The Scientific Data Group (SDG) is proud to have George lead analytics in its portfolio that includes the best talent for scientific data research from I/O through middleware to analytics and visualization. George also leads data analytics in the Remote Data Analysis and Visualization (RDAV) center at NICS.
Ross Bartlett served as release manager for the Limited Beta Release of the Virtual Environment for Reactor Applications (VERA) through the Radiation Safety Information Computational Center (RSICC). VERA is the simulation environment being developed for the Consortium for Advanced Simulation of Light-Water Reactors (CASL), the DOE Innovation Hub for Modeling & Simulation for Nuclear Energy. Although limited to current CASL partners, this is the first "official" release of VERA components, and is a precursor to wide deployment for use by industry, academia, and research institutions.
Clayton Webster joined the Computational Engineering & Energy Sciences group in CSMD in May of 2011 to develop the growing area of uncertainty quantification. FY12 proved to be an extremely productive year, in which Clayton produced 15 papers, a similar number of invited conference presentations, and organized or co-organized 6 symposia at international conferences (such as SIAM and SAMSI). In addition, he led or participated in 16 proposals, serving as Principal Investigator on six. Five of these have been funded, with 1 expected and 5 awaiting decisions.

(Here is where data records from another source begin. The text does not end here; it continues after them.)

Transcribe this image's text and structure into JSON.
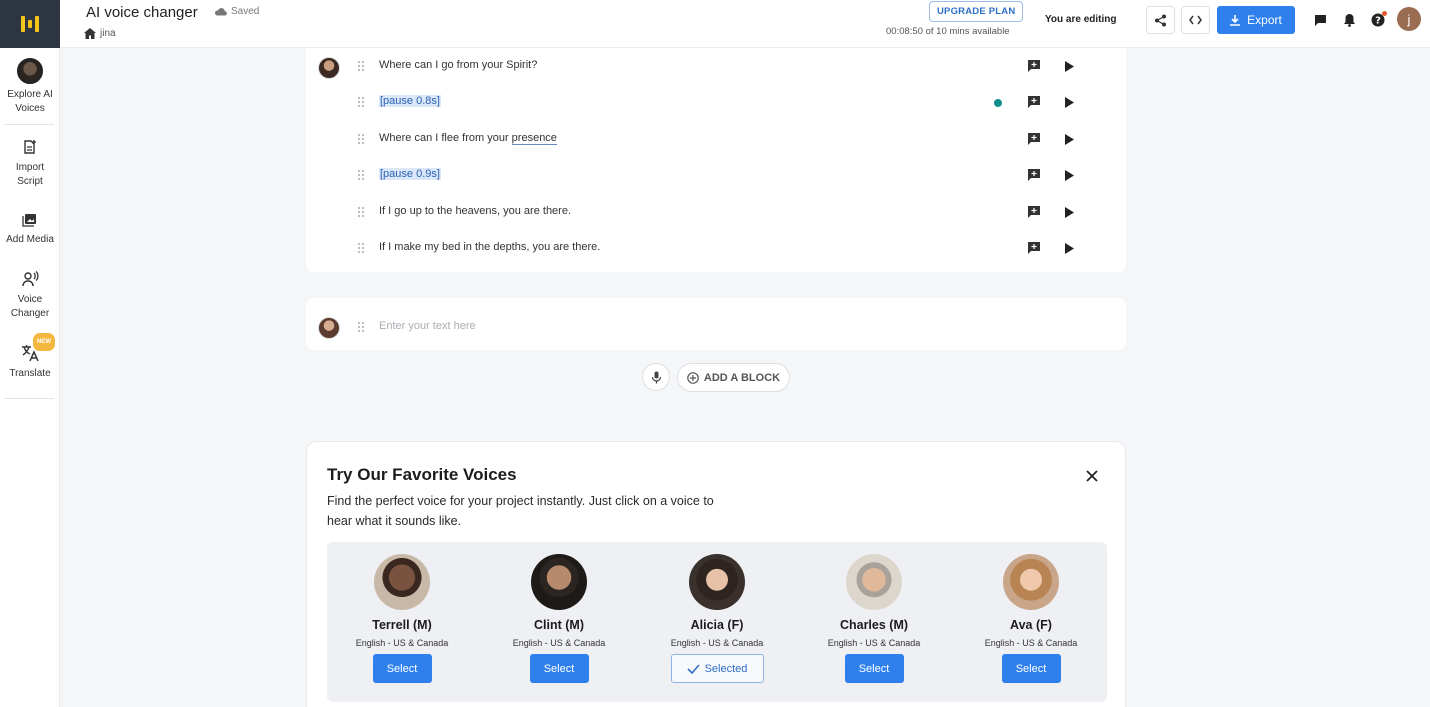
{
  "app": {
    "project_title": "AI voice changer",
    "save_status": "Saved",
    "breadcrumb_user": "jina"
  },
  "sidebar": {
    "items": [
      {
        "label": "Explore AI Voices",
        "icon": "voice-avatar-icon"
      },
      {
        "label": "Import Script",
        "icon": "import-script-icon"
      },
      {
        "label": "Add Media",
        "icon": "media-icon"
      },
      {
        "label": "Voice Changer",
        "icon": "voice-changer-icon"
      },
      {
        "label": "Translate",
        "icon": "translate-icon",
        "badge": "NEW"
      }
    ]
  },
  "header": {
    "upgrade_label": "UPGRADE PLAN",
    "time_available": "00:08:50 of 10 mins available",
    "editing_label": "You are editing",
    "export_label": "Export",
    "user_initial": "j"
  },
  "script": {
    "lines": [
      {
        "text": "Where can I go from your Spirit?"
      },
      {
        "text": "[pause 0.8s]",
        "pause": true
      },
      {
        "text_before": "Where can I flee from your ",
        "text_linked": "presence"
      },
      {
        "text": "[pause 0.9s]",
        "pause": true
      },
      {
        "text": "If I go up to the heavens, you are there."
      },
      {
        "text": "If I make my bed in the depths, you are there."
      }
    ],
    "new_block_placeholder": "Enter your text here",
    "add_block_label": "ADD A BLOCK"
  },
  "voices_panel": {
    "title": "Try Our Favorite Voices",
    "description": "Find the perfect voice for your project instantly. Just click on a voice to hear what it sounds like.",
    "voices": [
      {
        "name": "Terrell (M)",
        "lang": "English - US & Canada",
        "button": "Select"
      },
      {
        "name": "Clint (M)",
        "lang": "English - US & Canada",
        "button": "Select"
      },
      {
        "name": "Alicia (F)",
        "lang": "English - US & Canada",
        "button": "Selected"
      },
      {
        "name": "Charles (M)",
        "lang": "English - US & Canada",
        "button": "Select"
      },
      {
        "name": "Ava (F)",
        "lang": "English - US & Canada",
        "button": "Select"
      }
    ]
  },
  "colors": {
    "accent": "#2f80ed",
    "pause_highlight": "#d9e7f9",
    "sidebar_logo_bg": "#2d3543",
    "logo_yellow": "#f5c518"
  }
}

This award particularly recognizes Clayton’s active involvement in development of industrial partnerships, including GE Global Research, Caterpillar, United Technologies, Pratt & Whitney, and most recently Proctor & Gamble. The Caterpillar and P&G interactions have recently borne fruit, resulting in additional funding for the growing UQ activities at ORNL.